If the parable of the king were about forgiveness, the king would have forgiven the slave a second time. But that’s not how the world works. For the king to remain in power, money must be extracted. The slave has usurped the king’s power by demonstrating that he is more ruthless at extracting resources. That’s power by the world’s standards. This is a numbers game, and to win, you have to have the most resources and be willing to do whatever it takes to get and keep them.
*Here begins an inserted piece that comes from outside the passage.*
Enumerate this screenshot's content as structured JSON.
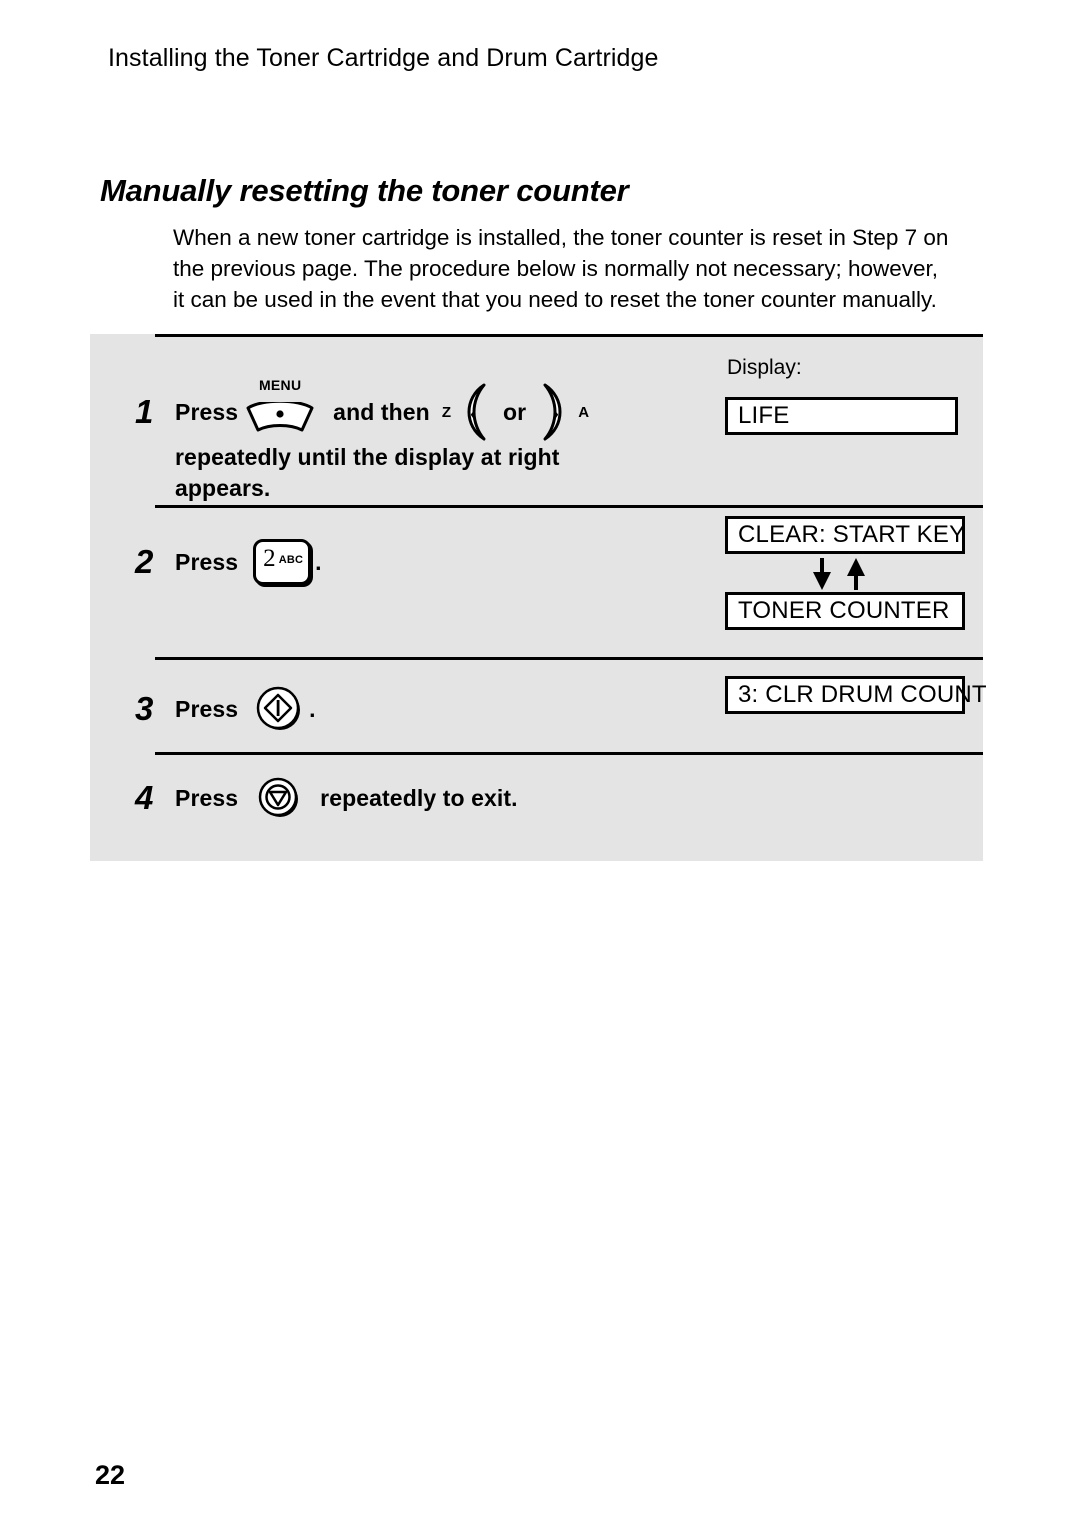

But this is not how the followers of Jesus are suppose to act. Forgiveness is not about controlling resources or relationships. Forgiveness is not about holding power over another person. Forgiveness is not a numbers game. A lesson that can be taken from the parable is that forgiveness is not about quantity, but about quality. It’s not about how much we forgive. Jesus dismisses this question from Peter right off the bat. The community will not be regulated by the amount of forgiveness, but by the quality of forgiveness. The community will not keep track about how many forgiveness moments take place, but the quality of those moments. And thus by the quality of relationships. Healthy relationships take work and not keeping score.
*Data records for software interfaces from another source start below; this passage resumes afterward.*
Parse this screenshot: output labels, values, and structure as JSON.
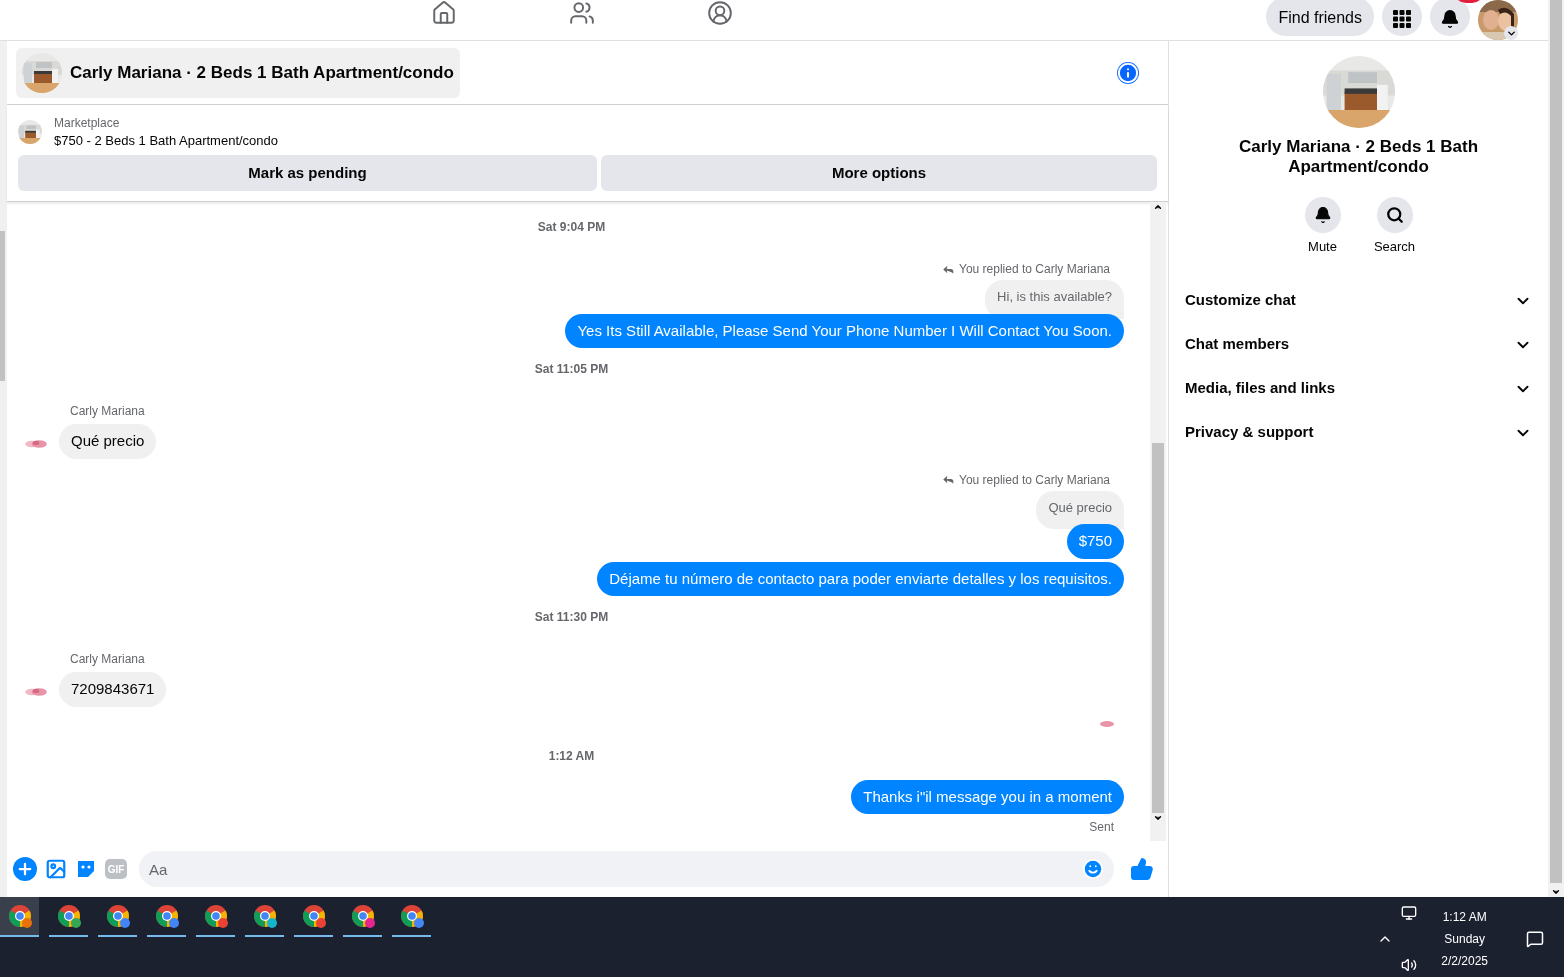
{
  "top_bar": {
    "nav": [
      {
        "kind": "home",
        "selected": false
      },
      {
        "kind": "friends",
        "selected": false
      },
      {
        "kind": "groups",
        "selected": false
      }
    ],
    "find_friends": "Find friends"
  },
  "chat_header": {
    "title": "Carly Mariana · 2 Beds 1 Bath Apartment/condo"
  },
  "listing": {
    "source": "Marketplace",
    "summary": "$750 - 2 Beds 1 Bath Apartment/condo",
    "actions": [
      "Mark as pending",
      "More options"
    ]
  },
  "messages": [
    {
      "kind": "time",
      "text": "Sat 9:04 PM"
    },
    {
      "kind": "reply_note",
      "text": "You replied to Carly Mariana"
    },
    {
      "kind": "quote",
      "text": "Hi, is this available?"
    },
    {
      "kind": "out",
      "text": "Yes Its Still Available, Please Send Your Phone Number I Will Contact You Soon."
    },
    {
      "kind": "time",
      "text": "Sat 11:05 PM"
    },
    {
      "kind": "in",
      "sender": "Carly Mariana",
      "text": "Qué precio"
    },
    {
      "kind": "reply_note",
      "text": "You replied to Carly Mariana"
    },
    {
      "kind": "quote",
      "text": "Qué precio"
    },
    {
      "kind": "out",
      "text": "$750"
    },
    {
      "kind": "out",
      "text": "Déjame tu número de contacto para poder enviarte detalles y los requisitos."
    },
    {
      "kind": "time",
      "text": "Sat 11:30 PM"
    },
    {
      "kind": "in",
      "sender": "Carly Mariana",
      "text": "7209843671"
    },
    {
      "kind": "seen"
    },
    {
      "kind": "time",
      "text": "1:12 AM"
    },
    {
      "kind": "out",
      "text": "Thanks i\"il message you in a moment"
    },
    {
      "kind": "status",
      "text": "Sent"
    }
  ],
  "composer": {
    "gif": "GIF",
    "placeholder": "Aa"
  },
  "details": {
    "title": "Carly Mariana · 2 Beds 1 Bath Apartment/condo",
    "actions": [
      {
        "kind": "mute",
        "label": "Mute"
      },
      {
        "kind": "search",
        "label": "Search"
      }
    ],
    "sections": [
      {
        "label": "Customize chat",
        "expanded": false
      },
      {
        "label": "Chat members",
        "expanded": false
      },
      {
        "label": "Media, files and links",
        "expanded": false
      },
      {
        "label": "Privacy & support",
        "expanded": false
      }
    ]
  },
  "taskbar": {
    "apps": [
      {
        "color": "#e8710a",
        "selected": true
      },
      {
        "color": "#34a853",
        "selected": false
      },
      {
        "color": "#4285f4",
        "selected": false
      },
      {
        "color": "#4285f4",
        "selected": false
      },
      {
        "color": "#ea4335",
        "selected": false
      },
      {
        "color": "#12b5cb",
        "selected": false
      },
      {
        "color": "#ea4335",
        "selected": false
      },
      {
        "color": "#e52592",
        "selected": false
      },
      {
        "color": "#4285f4",
        "selected": false
      }
    ],
    "time": "1:12 AM",
    "day": "Sunday",
    "date": "2/2/2025"
  }
}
Forgiveness is not about controlling resources or relationships.
Forgiveness is not a numbers game.
The negative threat to the kingdom are those who put a stumbling in the way of the children. Today’s reminder is that stumbling blocks come in the form of broken relationships. When we do not forgive from our hearts, when the sin is allowed to take over our lives, we becomes stumbling blocks to the community.
Namely we become stumbling blocks to the Gospel. We get in our own way. The greatest single moment that negates the work of the Gospel is when members of the faith community do not forgive. We get in the way of the Gospel when we do act like Jesus has demonstrated.
Now this is not the call to be perfect, because we cannot be perfect on this side of the kingdom. Today’s reminder is that relationships take work and that we are called to take seriously the call of Jesus to forgive.
The truth is that there are consequences for not forgiving out of our heart. It is very clear when we do not forgive. We may try to present a good face to the rest of the world, but the world knows. The community knows when forgiveness is not given from the heart. When forgiveness is not genuine, not from the heart, the held grudge becomes like cancer to the community. It slowly destroys the healthy system until it is broken beyond repair. This can last generations. We know this from our own history - especially with families.
Families can hold grudges for centuries. Between individual members and between entire families. When a sin occurs that goes unforgiven, it can affect the family to the hundredth generation. I bet some of you could name family that has gone through this. When a sin goes unforgiven, it never goes away. The community, and ultimately the world will know.
Forgiveness helps us to maintain our relationships and build the foundations of a strong community of faith. Forgiveness is an expression of our willingness to participate in what God is already doing in reconciling the world. The rampage of sin can seem over overwhelming, but we can work against it, we can bring light to dark places, by working on what goes on between us - and the world will see.
Forgiveness is an expression of our willingness to participate in what God is already doing in reconciling the world.
We are called to be witnesses of God’s love and mercy. To be the light of Christ in a world that can get caught up in darkness. To demonstrate God’s forgiveness and not get caught up in the numbers game that the world fights so hard to play. It’s hard, but Christ promise to be with us - is always with us in those moments. We are a blessed people. Filled with forgiveness, so that we can forgive one another.